Deepwater Horizon - NAE Report
The properties of Class H cement are well known. The properties of foamed cement are not well known and not easy to measure because of the compressibility of the foam. In principle, the compressive strength of foamed cement should be less than the compressive strength of unfoamed Class H cement, given the same curing conditions and additives. Testing has shown this to be true. The compressive strength of foamed cement has been shown to be approximately 35 percent of that Class H base cement under the same curing conditions (Gardner 2010). Testing done by Chandler Engineering (Sabens and Maki, Jr 2002) has shown that foamed cement begins to establish compressive strength at about the same time as the base cement (Class H in this case), but the strength of the foam continuously lags that of the base cement as curing time increases. Accepting these trends as representative, the committee created Figure 2-7 to show the compressive strengths of the various cement slurries. The Chevron (protocol 1) and Halliburton base slurry curves are taken from the laboratory testing done on those two un-foamed slurries. The curves for the two foamed cements are not from direct measurement, but assume the foamed cement compressive strength is reduced according to the foam protocol used in the Chevron test software (by a factor of approximately 35 percent). [SNIP]

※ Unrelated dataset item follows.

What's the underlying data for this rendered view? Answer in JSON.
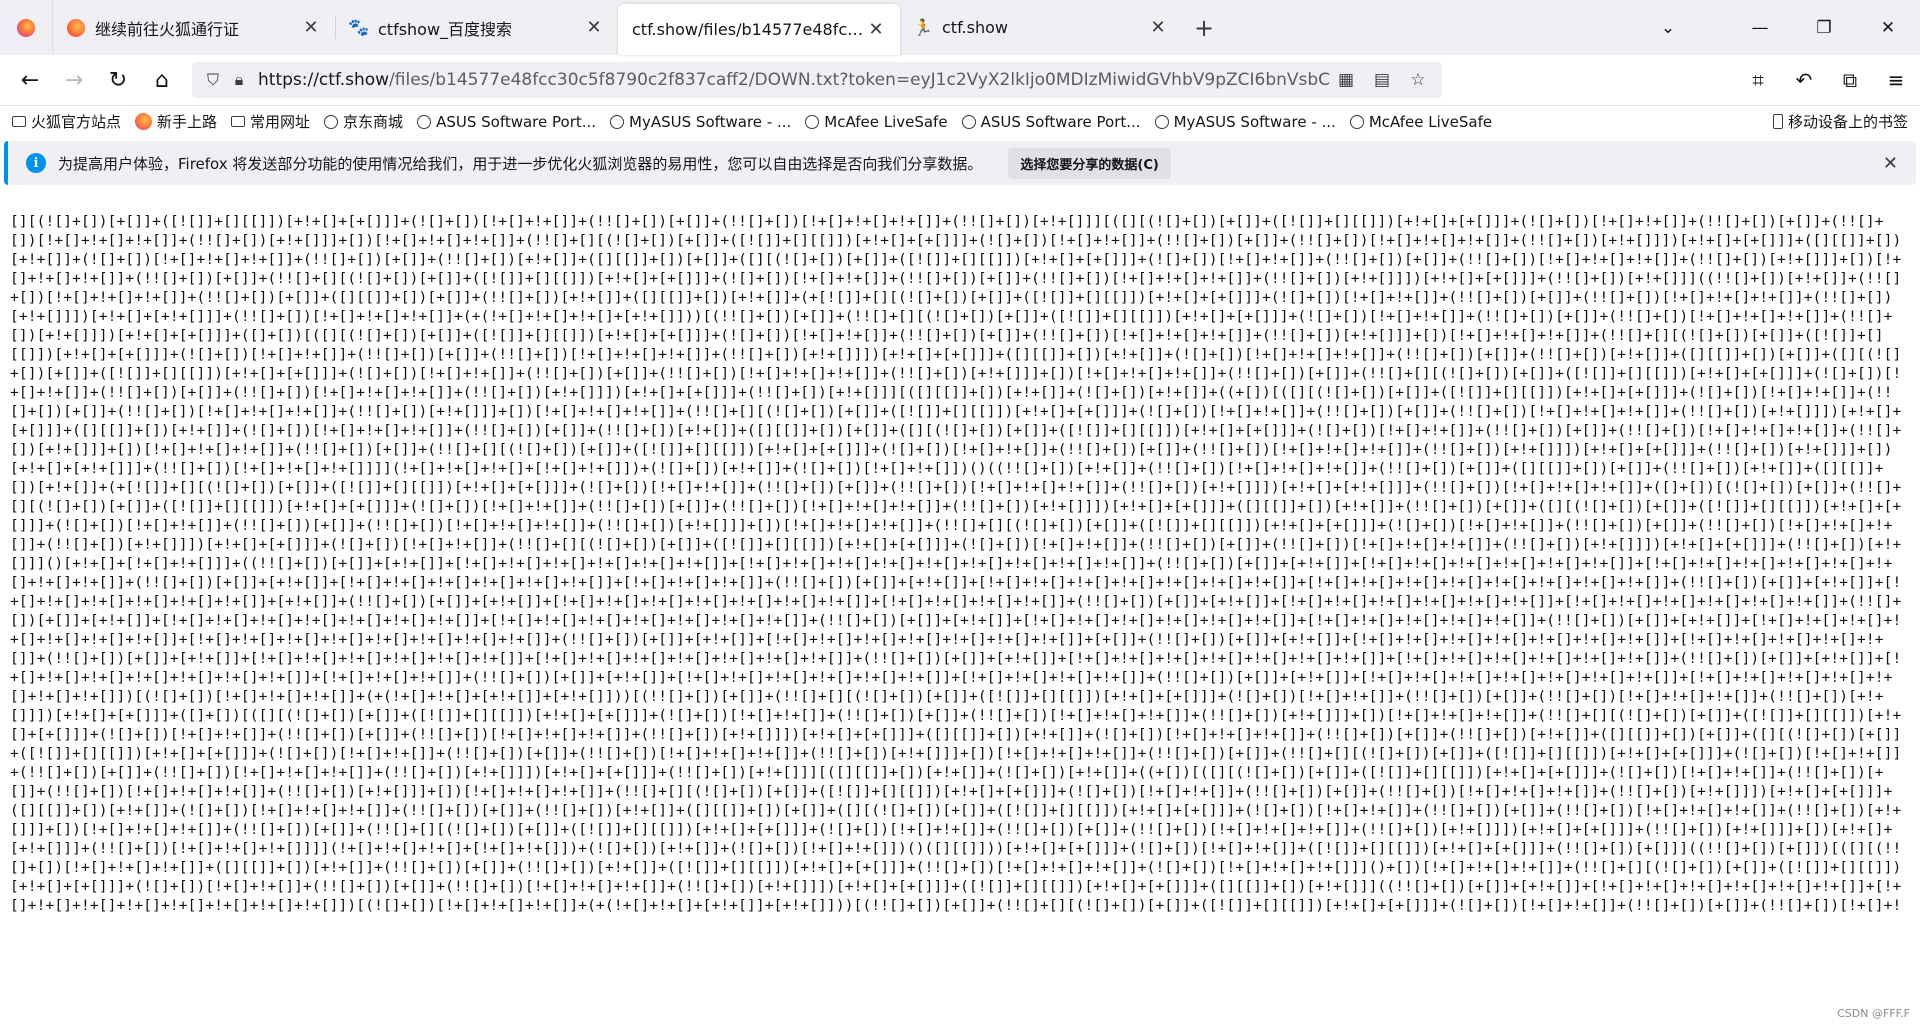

Figure 2-7 shows the time at which the negative pressure test was started after cement slurries were pumped into the Macondo well. The figure also shows a differential pressure of about 999 psi that was created between the reservoir pressure and the reduced hydrostatic pressure inside the casing during the negative test (see Appendix C for the calculation). Figure 2-7 indicates that the foamed cement using the Chevron data would have just barely established the strength required to resist crushing under the differential pressure imposed by the negative test, assuming that the cement was not contaminated or altered by other events. The foamed cement using the Halliburton base data and the foam algorithm would not have achieved sufficient compressive strength.
It was the failure of the crew to recognize this dramatic reduction in compressive strength that led directly to the blowout. The cement was not strong enough to withstand the 999 psi pressure differential and broke during the negative pressure test. While the transcripts of the Joint Investigative team (JIT) have been hidden behind a firewall making linking impossible, the gist of the testimony by the various witnesses was that none of them had used foamed cement at the depth of this well, 18,000 feet. Combined with an abnormally high percentage of nitrogen in the mix, which resulted in a lower compressive strength, they were in totally uncharted territory. Add in that very few of the men had ever performed a negative pressure test because the standard practice was to wait until the well was being completed, at a later stage of construction, before going to an “underbalanced’ condition and it is no surprise that the crew was confused. They did try to close the blowout preventer after mud was spewing onto the deck, but the gas had risen above the blowout preventer so it had no way to stop the gas that had already flowed past it. The crew’s fate was sealed when the diesel engines sucked in the flammable natural gas/air mixture, over-revved and exploded.
The most obvious lessons learned ought to be:
1) If no one has done the procedure before, get qualified technical experts to teach you how before attempting to do it! Ask questions!!
2) Never use a nitrified cement with such a high percentage of nitrogen in it a pressure barrier!
3) If you have never done a negative pressure test before, you have never actually confirmed the quality of the cement job in the shoe track. This is why the prevalent cement failure mode is an annular blowout, negative pressure tests were quite rare and by the time you unbalance a completed well you want the gas to flow, so it matters not whether the flow is through perforations in the production casing or U-tubing up through the shoe track.
4) A huge amount of effort was wasted on the expectation that this was an annular blowout, when it was a “wet shoe” blowout. A timely attempt at a “top kill” would have succeeded and stopped the flow of oil into the Gulf in mid-May.